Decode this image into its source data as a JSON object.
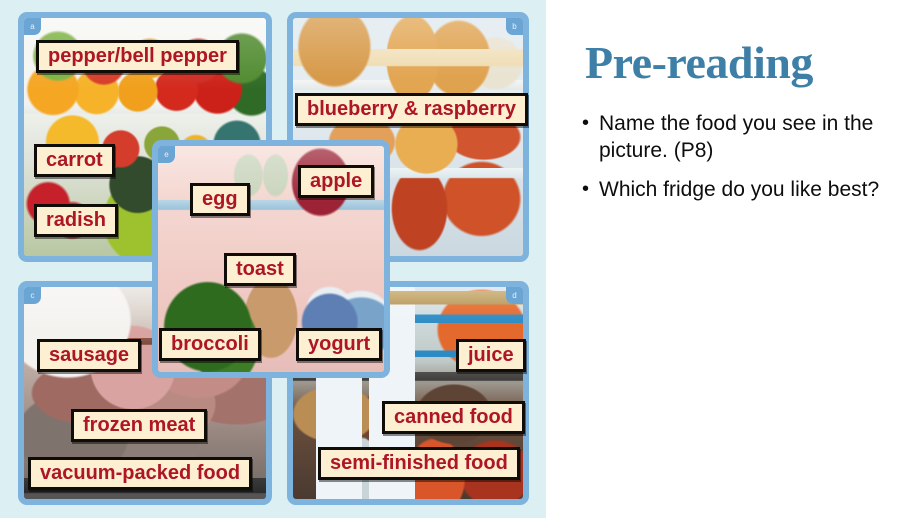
{
  "slide": {
    "background_color": "#ffffff",
    "left_panel_color": "#dceff3",
    "panel_border_color": "#7db3dc",
    "label_bg_color": "#fcefd2",
    "label_text_color": "#ad1622",
    "label_border_color": "#100d08",
    "title_color": "#3d7fa6",
    "body_text_color": "#0d0d0d"
  },
  "photos": [
    {
      "key": "a",
      "marker": "a",
      "marker_position": "top-left",
      "caption": "fridge with peppers, carrots and radishes"
    },
    {
      "key": "b",
      "marker": "b",
      "marker_position": "top-right",
      "caption": "fridge with breads, pies and frozen packs"
    },
    {
      "key": "c",
      "marker": "c",
      "marker_position": "top-left",
      "caption": "freezer with raw and vacuum packed meat"
    },
    {
      "key": "d",
      "marker": "d",
      "marker_position": "top-right",
      "caption": "fridge with juice cartons and canned food"
    },
    {
      "key": "e",
      "marker": "e",
      "marker_position": "top-left",
      "caption": "fridge with eggs, apple, toast, broccoli and yogurt"
    }
  ],
  "labels": {
    "pepper": "pepper/bell pepper",
    "carrot": "carrot",
    "radish": "radish",
    "blueberry": "blueberry & raspberry",
    "egg": "egg",
    "apple": "apple",
    "toast": "toast",
    "broccoli": "broccoli",
    "yogurt": "yogurt",
    "sausage": "sausage",
    "frozen_meat": "frozen meat",
    "vacuum": "vacuum-packed food",
    "juice": "juice",
    "canned": "canned food",
    "semi": "semi-finished food"
  },
  "right": {
    "title": "Pre-reading",
    "bullet_glyph": "•",
    "bullets": [
      "Name the food you see in the picture. (P8)",
      "Which fridge do you like best?"
    ]
  }
}
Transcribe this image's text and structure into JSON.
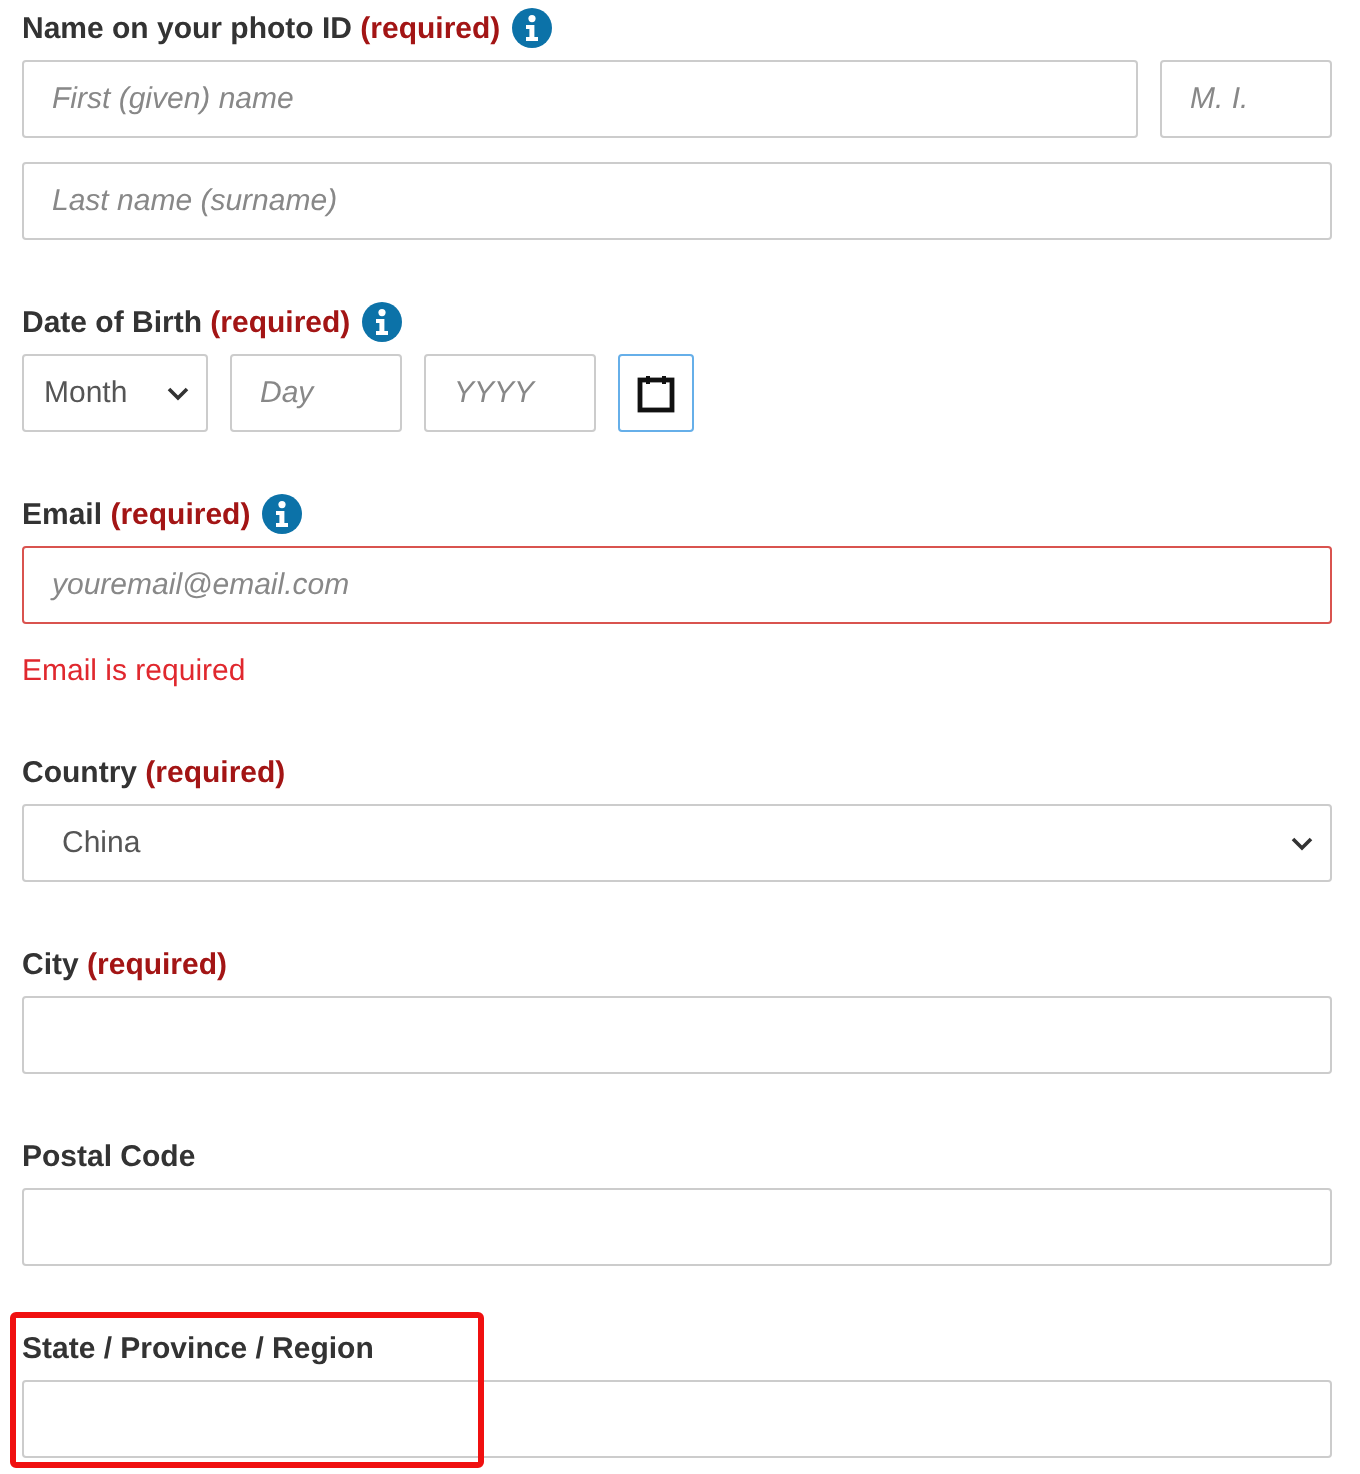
{
  "sections": [
    {
      "label": "Name on your photo ID",
      "required": "(required)",
      "info": true,
      "highlighted": false,
      "rows": [
        [
          {
            "kind": "text",
            "placeholder": "First (given) name",
            "grow": true
          },
          {
            "kind": "text",
            "placeholder": "M. I.",
            "grow": false
          }
        ],
        [
          {
            "kind": "text",
            "placeholder": "Last name (surname)",
            "grow": true
          }
        ]
      ]
    },
    {
      "label": "Date of Birth",
      "required": "(required)",
      "info": true,
      "highlighted": false,
      "rows": [
        [
          {
            "kind": "select",
            "value": "Month",
            "grow": false
          },
          {
            "kind": "text",
            "placeholder": "Day",
            "grow": false
          },
          {
            "kind": "text",
            "placeholder": "YYYY",
            "grow": false
          },
          {
            "kind": "calendar"
          }
        ]
      ]
    },
    {
      "label": "Email",
      "required": "(required)",
      "info": true,
      "highlighted": false,
      "error": "Email is required",
      "rows": [
        [
          {
            "kind": "text",
            "placeholder": "youremail@email.com",
            "grow": true,
            "invalid": true
          }
        ]
      ]
    },
    {
      "label": "Country",
      "required": "(required)",
      "info": false,
      "highlighted": false,
      "rows": [
        [
          {
            "kind": "select",
            "value": "China",
            "grow": true
          }
        ]
      ]
    },
    {
      "label": "City",
      "required": "(required)",
      "info": false,
      "highlighted": false,
      "rows": [
        [
          {
            "kind": "text",
            "grow": true
          }
        ]
      ]
    },
    {
      "label": "Postal Code",
      "info": false,
      "highlighted": false,
      "rows": [
        [
          {
            "kind": "text",
            "grow": true
          }
        ]
      ]
    },
    {
      "label": "State / Province / Region",
      "info": false,
      "highlighted": true,
      "rows": [
        [
          {
            "kind": "text",
            "grow": true
          }
        ]
      ]
    }
  ]
}
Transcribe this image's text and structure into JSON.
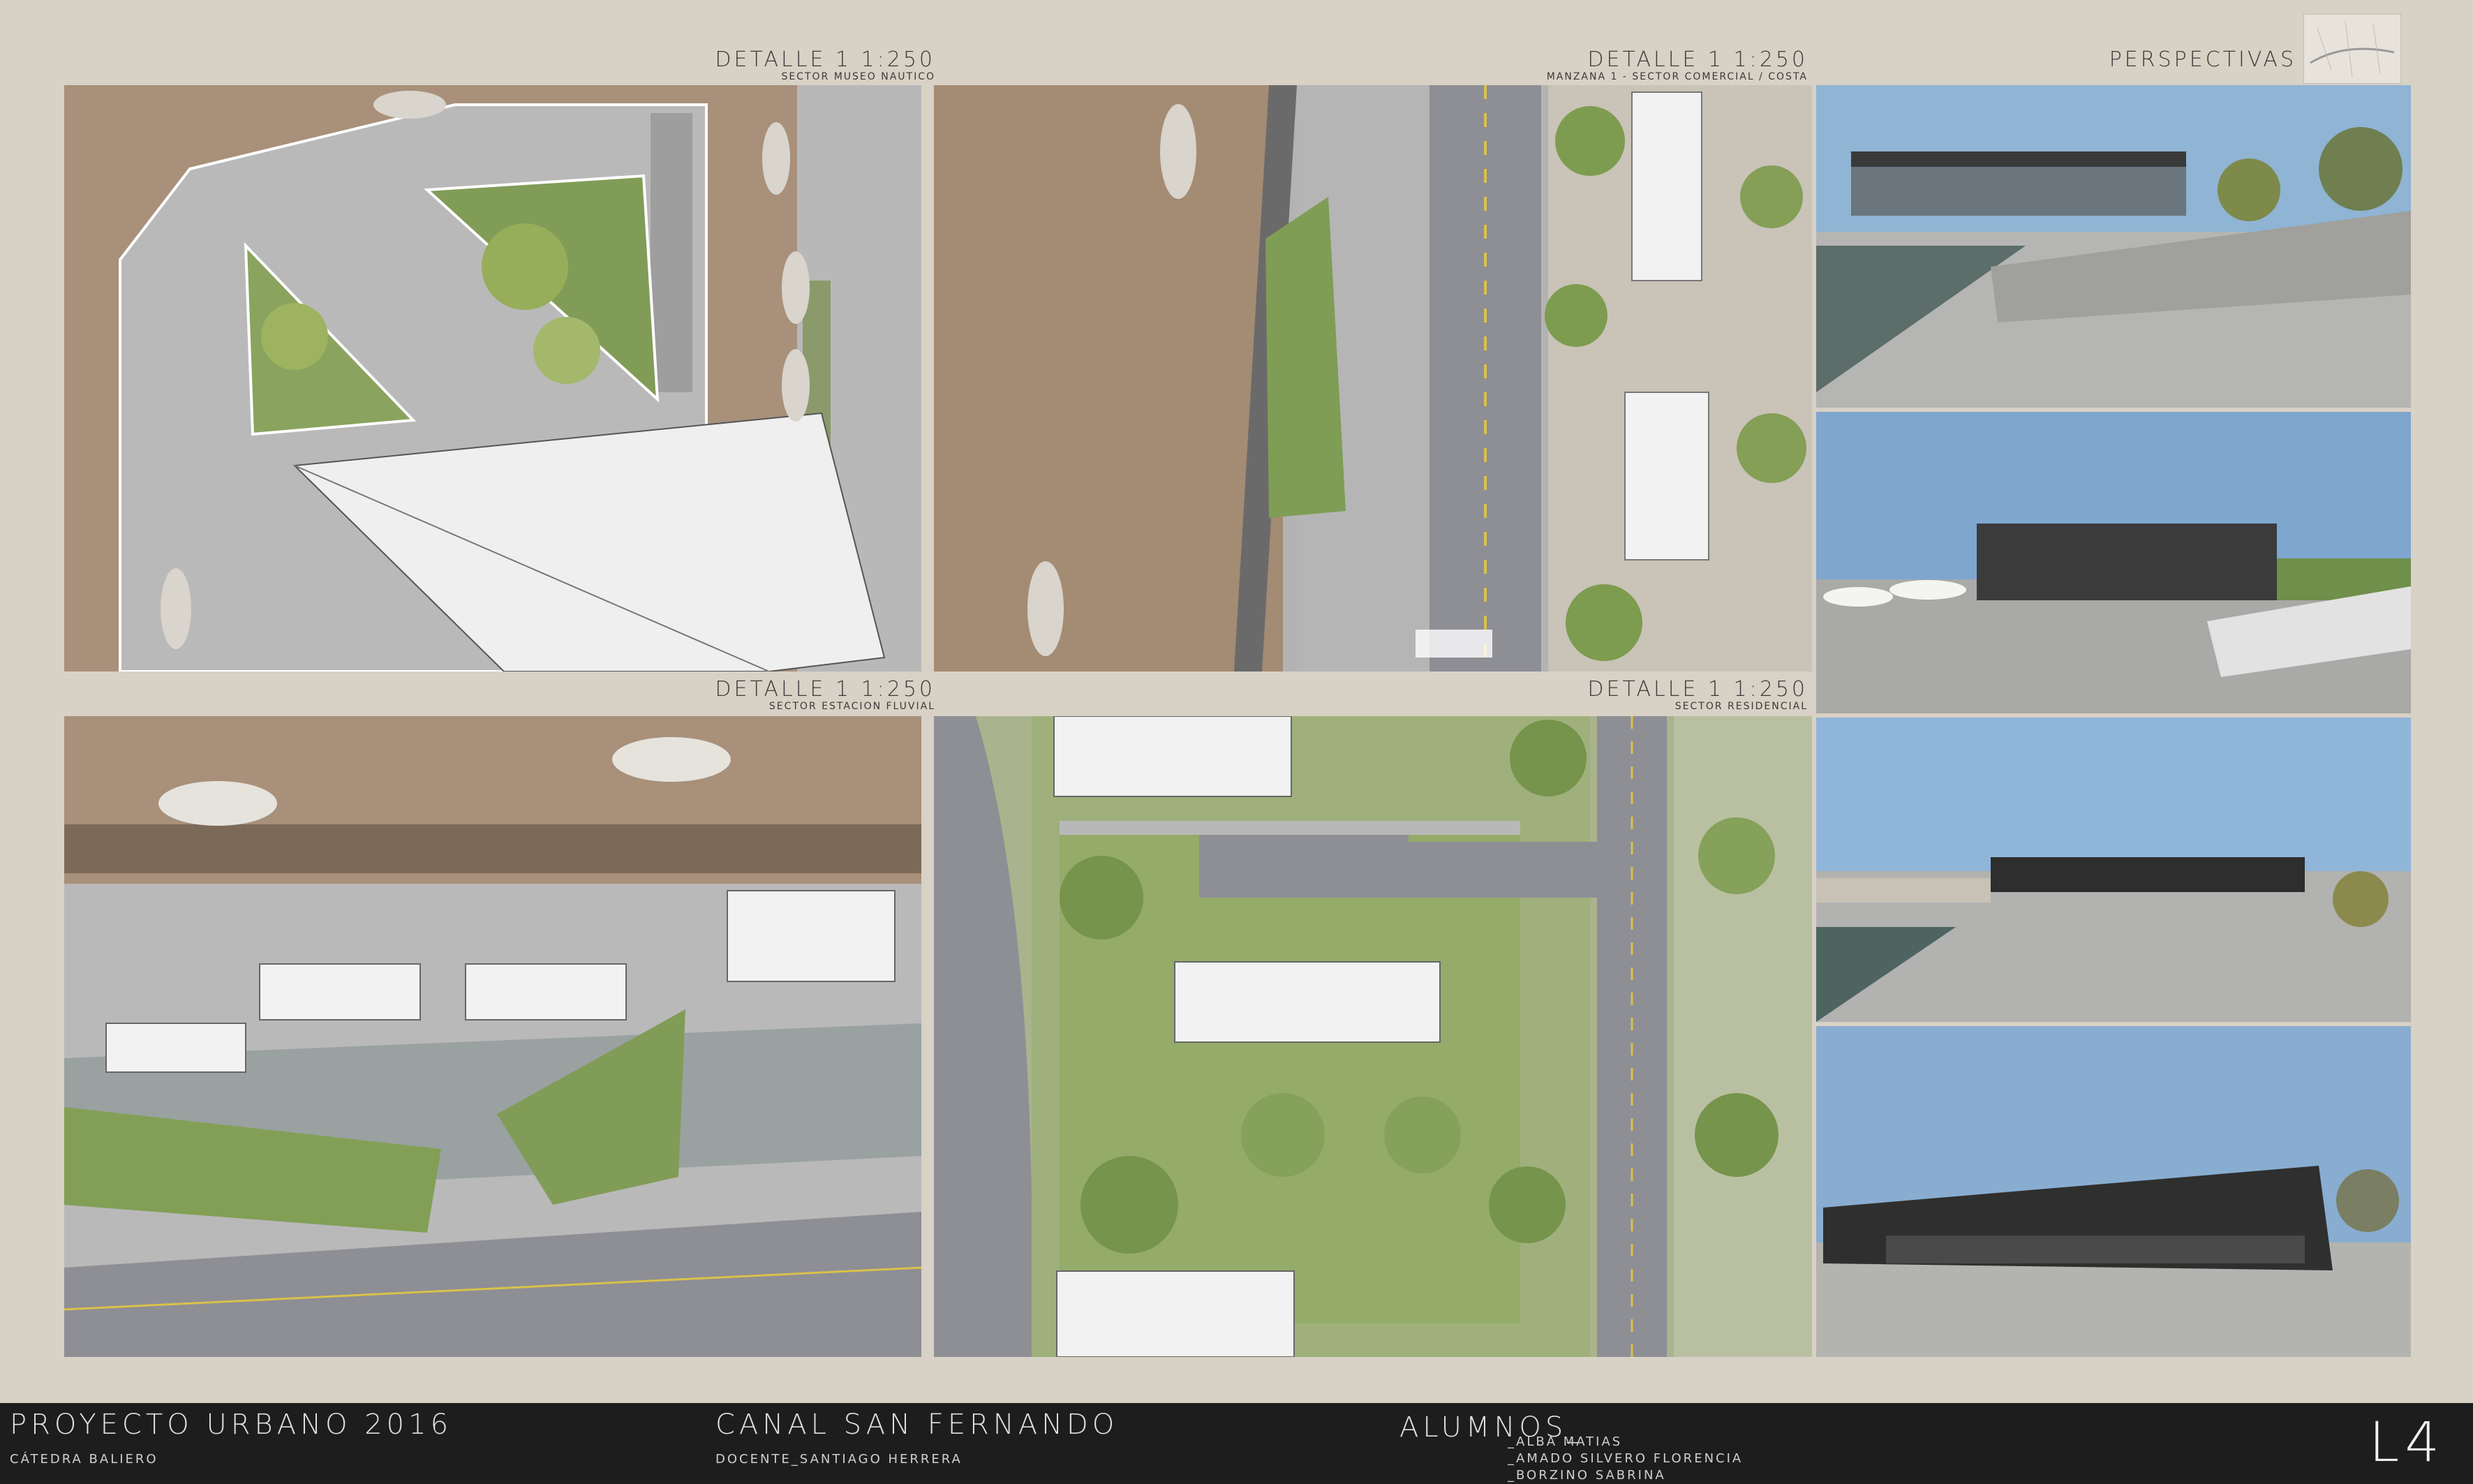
{
  "panels": {
    "detail1": {
      "title": "DETALLE 1 1:250",
      "subtitle": "SECTOR MUSEO NAUTICO"
    },
    "detail2": {
      "title": "DETALLE 1 1:250",
      "subtitle": "MANZANA 1 - SECTOR COMERCIAL / COSTA"
    },
    "perspectives": {
      "title": "PERSPECTIVAS"
    },
    "detail3": {
      "title": "DETALLE 1 1:250",
      "subtitle": "SECTOR ESTACION FLUVIAL"
    },
    "detail4": {
      "title": "DETALLE 1 1:250",
      "subtitle": "SECTOR RESIDENCIAL"
    }
  },
  "footer": {
    "project": "PROYECTO URBANO 2016",
    "chair": "CÁTEDRA BALIERO",
    "site": "CANAL SAN FERNANDO",
    "teacher": "DOCENTE_SANTIAGO HERRERA",
    "students_heading": "ALUMNOS_",
    "students": [
      "_ALBA MATIAS",
      "_AMADO SILVERO FLORENCIA",
      "_BORZINO SABRINA"
    ],
    "sheet": "L4"
  },
  "colors": {
    "water": "#a8907a",
    "paving": "#b9b9b9",
    "road": "#8e8e95",
    "grass": "#8da86a",
    "tree": "#7e9c4f",
    "roof": "#f2f2f2",
    "sky": "#8fb4d4",
    "footer": "#1d1d1d"
  }
}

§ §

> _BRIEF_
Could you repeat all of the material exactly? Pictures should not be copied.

> _COMPLETED TASK_
Decode this image into its source data as a JSON object.
{
  "slide": {
    "background_color": "#ffffff",
    "left_panel_color": "#dceff3",
    "panel_border_color": "#7db3dc",
    "label_bg_color": "#fcefd2",
    "label_text_color": "#ad1622",
    "label_border_color": "#100d08",
    "title_color": "#3d7fa6",
    "body_text_color": "#0d0d0d"
  },
  "photos": [
    {
      "key": "a",
      "marker": "a",
      "marker_position": "top-left",
      "caption": "fridge with peppers, carrots and radishes"
    },
    {
      "key": "b",
      "marker": "b",
      "marker_position": "top-right",
      "caption": "fridge with breads, pies and frozen packs"
    },
    {
      "key": "c",
      "marker": "c",
      "marker_position": "top-left",
      "caption": "freezer with raw and vacuum packed meat"
    },
    {
      "key": "d",
      "marker": "d",
      "marker_position": "top-right",
      "caption": "fridge with juice cartons and canned food"
    },
    {
      "key": "e",
      "marker": "e",
      "marker_position": "top-left",
      "caption": "fridge with eggs, apple, toast, broccoli and yogurt"
    }
  ],
  "labels": {
    "pepper": "pepper/bell pepper",
    "carrot": "carrot",
    "radish": "radish",
    "blueberry": "blueberry & raspberry",
    "egg": "egg",
    "apple": "apple",
    "toast": "toast",
    "broccoli": "broccoli",
    "yogurt": "yogurt",
    "sausage": "sausage",
    "frozen_meat": "frozen meat",
    "vacuum": "vacuum-packed food",
    "juice": "juice",
    "canned": "canned food",
    "semi": "semi-finished food"
  },
  "right": {
    "title": "Pre-reading",
    "bullet_glyph": "•",
    "bullets": [
      "Name the food you see in the picture. (P8)",
      "Which fridge do you like best?"
    ]
  }
}
Transcribe this image's text and structure into JSON.
{
  "sections": [
    {
      "label": "Name on your photo ID",
      "required": "(required)",
      "info": true,
      "highlighted": false,
      "rows": [
        [
          {
            "kind": "text",
            "placeholder": "First (given) name",
            "grow": true
          },
          {
            "kind": "text",
            "placeholder": "M. I.",
            "grow": false
          }
        ],
        [
          {
            "kind": "text",
            "placeholder": "Last name (surname)",
            "grow": true
          }
        ]
      ]
    },
    {
      "label": "Date of Birth",
      "required": "(required)",
      "info": true,
      "highlighted": false,
      "rows": [
        [
          {
            "kind": "select",
            "value": "Month",
            "grow": false
          },
          {
            "kind": "text",
            "placeholder": "Day",
            "grow": false
          },
          {
            "kind": "text",
            "placeholder": "YYYY",
            "grow": false
          },
          {
            "kind": "calendar"
          }
        ]
      ]
    },
    {
      "label": "Email",
      "required": "(required)",
      "info": true,
      "highlighted": false,
      "error": "Email is required",
      "rows": [
        [
          {
            "kind": "text",
            "placeholder": "youremail@email.com",
            "grow": true,
            "invalid": true
          }
        ]
      ]
    },
    {
      "label": "Country",
      "required": "(required)",
      "info": false,
      "highlighted": false,
      "rows": [
        [
          {
            "kind": "select",
            "value": "China",
            "grow": true
          }
        ]
      ]
    },
    {
      "label": "City",
      "required": "(required)",
      "info": false,
      "highlighted": false,
      "rows": [
        [
          {
            "kind": "text",
            "grow": true
          }
        ]
      ]
    },
    {
      "label": "Postal Code",
      "info": false,
      "highlighted": false,
      "rows": [
        [
          {
            "kind": "text",
            "grow": true
          }
        ]
      ]
    },
    {
      "label": "State / Province / Region",
      "info": false,
      "highlighted": true,
      "rows": [
        [
          {
            "kind": "text",
            "grow": true
          }
        ]
      ]
    }
  ]
}
Transcribe this image's text and structure into JSON.
{
  "panels": {
    "detail1": {
      "title": "DETALLE 1 1:250",
      "subtitle": "SECTOR MUSEO NAUTICO"
    },
    "detail2": {
      "title": "DETALLE 1 1:250",
      "subtitle": "MANZANA 1 - SECTOR COMERCIAL / COSTA"
    },
    "perspectives": {
      "title": "PERSPECTIVAS"
    },
    "detail3": {
      "title": "DETALLE 1 1:250",
      "subtitle": "SECTOR ESTACION FLUVIAL"
    },
    "detail4": {
      "title": "DETALLE 1 1:250",
      "subtitle": "SECTOR RESIDENCIAL"
    }
  },
  "footer": {
    "project": "PROYECTO URBANO 2016",
    "chair": "CÁTEDRA BALIERO",
    "site": "CANAL SAN FERNANDO",
    "teacher": "DOCENTE_SANTIAGO HERRERA",
    "students_heading": "ALUMNOS_",
    "students": [
      "_ALBA MATIAS",
      "_AMADO SILVERO FLORENCIA",
      "_BORZINO SABRINA"
    ],
    "sheet": "L4"
  },
  "colors": {
    "water": "#a8907a",
    "paving": "#b9b9b9",
    "road": "#8e8e95",
    "grass": "#8da86a",
    "tree": "#7e9c4f",
    "roof": "#f2f2f2",
    "sky": "#8fb4d4",
    "footer": "#1d1d1d"
  }
}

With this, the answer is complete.